Return a word-for-word copy of the complete listing below.
** Opening RECORDED INFORMATION block **
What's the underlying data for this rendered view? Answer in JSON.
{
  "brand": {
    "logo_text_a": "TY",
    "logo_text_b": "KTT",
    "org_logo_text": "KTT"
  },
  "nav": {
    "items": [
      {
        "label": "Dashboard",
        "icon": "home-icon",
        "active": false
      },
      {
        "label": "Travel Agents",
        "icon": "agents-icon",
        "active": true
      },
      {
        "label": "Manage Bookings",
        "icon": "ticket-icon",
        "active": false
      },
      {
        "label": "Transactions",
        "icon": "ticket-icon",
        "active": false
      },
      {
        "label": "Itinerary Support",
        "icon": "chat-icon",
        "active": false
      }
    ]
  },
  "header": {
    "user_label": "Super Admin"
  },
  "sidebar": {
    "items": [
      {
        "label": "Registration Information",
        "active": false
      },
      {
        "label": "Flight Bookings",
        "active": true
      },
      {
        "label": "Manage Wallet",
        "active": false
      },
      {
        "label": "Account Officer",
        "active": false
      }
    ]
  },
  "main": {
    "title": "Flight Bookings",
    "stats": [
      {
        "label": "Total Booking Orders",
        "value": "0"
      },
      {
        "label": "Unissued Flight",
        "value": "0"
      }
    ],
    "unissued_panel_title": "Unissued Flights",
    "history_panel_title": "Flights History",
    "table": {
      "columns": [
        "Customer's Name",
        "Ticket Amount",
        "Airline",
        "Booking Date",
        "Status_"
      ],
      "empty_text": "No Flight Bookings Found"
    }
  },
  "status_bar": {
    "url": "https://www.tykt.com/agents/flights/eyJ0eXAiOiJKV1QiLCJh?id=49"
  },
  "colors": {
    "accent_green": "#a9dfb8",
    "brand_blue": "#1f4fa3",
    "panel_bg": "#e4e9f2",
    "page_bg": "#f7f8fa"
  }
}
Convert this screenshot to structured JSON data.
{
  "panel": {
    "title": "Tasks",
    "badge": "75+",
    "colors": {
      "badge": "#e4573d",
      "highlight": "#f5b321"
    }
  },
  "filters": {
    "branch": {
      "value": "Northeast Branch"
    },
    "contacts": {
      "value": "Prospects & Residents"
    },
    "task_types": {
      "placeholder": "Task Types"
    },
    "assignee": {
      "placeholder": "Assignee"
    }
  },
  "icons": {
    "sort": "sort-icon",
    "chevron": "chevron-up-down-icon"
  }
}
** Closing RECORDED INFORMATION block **
WRITTEN RESPONSE.
What's the underlying data for this rendered view? Answer in JSON.
{
  "brand": {
    "logo_text_a": "TY",
    "logo_text_b": "KTT",
    "org_logo_text": "KTT"
  },
  "nav": {
    "items": [
      {
        "label": "Dashboard",
        "icon": "home-icon",
        "active": false
      },
      {
        "label": "Travel Agents",
        "icon": "agents-icon",
        "active": true
      },
      {
        "label": "Manage Bookings",
        "icon": "ticket-icon",
        "active": false
      },
      {
        "label": "Transactions",
        "icon": "ticket-icon",
        "active": false
      },
      {
        "label": "Itinerary Support",
        "icon": "chat-icon",
        "active": false
      }
    ]
  },
  "header": {
    "user_label": "Super Admin"
  },
  "sidebar": {
    "items": [
      {
        "label": "Registration Information",
        "active": false
      },
      {
        "label": "Flight Bookings",
        "active": true
      },
      {
        "label": "Manage Wallet",
        "active": false
      },
      {
        "label": "Account Officer",
        "active": false
      }
    ]
  },
  "main": {
    "title": "Flight Bookings",
    "stats": [
      {
        "label": "Total Booking Orders",
        "value": "0"
      },
      {
        "label": "Unissued Flight",
        "value": "0"
      }
    ],
    "unissued_panel_title": "Unissued Flights",
    "history_panel_title": "Flights History",
    "table": {
      "columns": [
        "Customer's Name",
        "Ticket Amount",
        "Airline",
        "Booking Date",
        "Status_"
      ],
      "empty_text": "No Flight Bookings Found"
    }
  },
  "status_bar": {
    "url": "https://www.tykt.com/agents/flights/eyJ0eXAiOiJKV1QiLCJh?id=49"
  },
  "colors": {
    "accent_green": "#a9dfb8",
    "brand_blue": "#1f4fa3",
    "panel_bg": "#e4e9f2",
    "page_bg": "#f7f8fa"
  }
}
Convert this screenshot to structured JSON data.
{
  "panel": {
    "title": "Tasks",
    "badge": "75+",
    "colors": {
      "badge": "#e4573d",
      "highlight": "#f5b321"
    }
  },
  "filters": {
    "branch": {
      "value": "Northeast Branch"
    },
    "contacts": {
      "value": "Prospects & Residents"
    },
    "task_types": {
      "placeholder": "Task Types"
    },
    "assignee": {
      "placeholder": "Assignee"
    }
  },
  "icons": {
    "sort": "sort-icon",
    "chevron": "chevron-up-down-icon"
  }
}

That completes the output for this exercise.